(Element data from apps and pages)
+--

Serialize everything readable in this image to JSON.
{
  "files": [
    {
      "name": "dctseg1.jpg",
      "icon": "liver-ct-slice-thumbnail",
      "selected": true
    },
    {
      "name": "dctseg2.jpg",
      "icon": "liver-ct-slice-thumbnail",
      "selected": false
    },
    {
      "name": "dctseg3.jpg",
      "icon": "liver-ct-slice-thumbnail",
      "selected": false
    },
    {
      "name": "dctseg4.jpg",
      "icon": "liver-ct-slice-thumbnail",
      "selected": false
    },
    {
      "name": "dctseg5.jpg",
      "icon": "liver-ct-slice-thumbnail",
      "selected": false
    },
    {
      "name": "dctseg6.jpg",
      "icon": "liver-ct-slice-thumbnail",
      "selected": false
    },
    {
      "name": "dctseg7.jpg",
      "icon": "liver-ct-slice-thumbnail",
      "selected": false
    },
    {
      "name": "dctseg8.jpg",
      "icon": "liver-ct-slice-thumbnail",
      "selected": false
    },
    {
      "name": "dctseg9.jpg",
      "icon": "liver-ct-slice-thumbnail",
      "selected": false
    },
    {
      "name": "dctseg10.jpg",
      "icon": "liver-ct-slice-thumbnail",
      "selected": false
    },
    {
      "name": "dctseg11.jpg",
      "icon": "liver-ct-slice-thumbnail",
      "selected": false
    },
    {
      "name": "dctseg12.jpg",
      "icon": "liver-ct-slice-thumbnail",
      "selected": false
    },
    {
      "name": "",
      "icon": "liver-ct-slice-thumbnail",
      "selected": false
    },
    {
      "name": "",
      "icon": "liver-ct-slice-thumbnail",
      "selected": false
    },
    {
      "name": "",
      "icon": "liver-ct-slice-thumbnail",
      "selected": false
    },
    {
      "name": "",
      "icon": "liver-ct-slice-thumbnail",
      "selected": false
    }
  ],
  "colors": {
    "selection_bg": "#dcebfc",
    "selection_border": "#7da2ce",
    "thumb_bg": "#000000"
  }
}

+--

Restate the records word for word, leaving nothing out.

** Expected answer **
Serialize everything readable in this image to JSON.
{
  "files": [
    {
      "name": "dctseg1.jpg",
      "icon": "liver-ct-slice-thumbnail",
      "selected": true
    },
    {
      "name": "dctseg2.jpg",
      "icon": "liver-ct-slice-thumbnail",
      "selected": false
    },
    {
      "name": "dctseg3.jpg",
      "icon": "liver-ct-slice-thumbnail",
      "selected": false
    },
    {
      "name": "dctseg4.jpg",
      "icon": "liver-ct-slice-thumbnail",
      "selected": false
    },
    {
      "name": "dctseg5.jpg",
      "icon": "liver-ct-slice-thumbnail",
      "selected": false
    },
    {
      "name": "dctseg6.jpg",
      "icon": "liver-ct-slice-thumbnail",
      "selected": false
    },
    {
      "name": "dctseg7.jpg",
      "icon": "liver-ct-slice-thumbnail",
      "selected": false
    },
    {
      "name": "dctseg8.jpg",
      "icon": "liver-ct-slice-thumbnail",
      "selected": false
    },
    {
      "name": "dctseg9.jpg",
      "icon": "liver-ct-slice-thumbnail",
      "selected": false
    },
    {
      "name": "dctseg10.jpg",
      "icon": "liver-ct-slice-thumbnail",
      "selected": false
    },
    {
      "name": "dctseg11.jpg",
      "icon": "liver-ct-slice-thumbnail",
      "selected": false
    },
    {
      "name": "dctseg12.jpg",
      "icon": "liver-ct-slice-thumbnail",
      "selected": false
    },
    {
      "name": "",
      "icon": "liver-ct-slice-thumbnail",
      "selected": false
    },
    {
      "name": "",
      "icon": "liver-ct-slice-thumbnail",
      "selected": false
    },
    {
      "name": "",
      "icon": "liver-ct-slice-thumbnail",
      "selected": false
    },
    {
      "name": "",
      "icon": "liver-ct-slice-thumbnail",
      "selected": false
    }
  ],
  "colors": {
    "selection_bg": "#dcebfc",
    "selection_border": "#7da2ce",
    "thumb_bg": "#000000"
  }
}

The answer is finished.